Instructions for the task: Using the data below, return all lines in which "image" appears.

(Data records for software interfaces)
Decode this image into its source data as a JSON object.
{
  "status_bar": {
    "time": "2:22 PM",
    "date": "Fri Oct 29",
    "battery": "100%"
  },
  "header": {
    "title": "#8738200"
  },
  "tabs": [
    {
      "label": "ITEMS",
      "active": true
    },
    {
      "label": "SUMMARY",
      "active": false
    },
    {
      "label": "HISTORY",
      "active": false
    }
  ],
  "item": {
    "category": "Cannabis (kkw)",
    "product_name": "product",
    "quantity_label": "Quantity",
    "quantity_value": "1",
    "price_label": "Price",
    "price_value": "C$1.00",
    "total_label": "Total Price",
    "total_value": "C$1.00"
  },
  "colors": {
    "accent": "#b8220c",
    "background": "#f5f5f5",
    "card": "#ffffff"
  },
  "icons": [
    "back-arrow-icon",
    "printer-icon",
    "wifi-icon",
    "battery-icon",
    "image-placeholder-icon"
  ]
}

Problem solution:
Decode this image into its source data as a JSON object.
    "image-placeholder-icon"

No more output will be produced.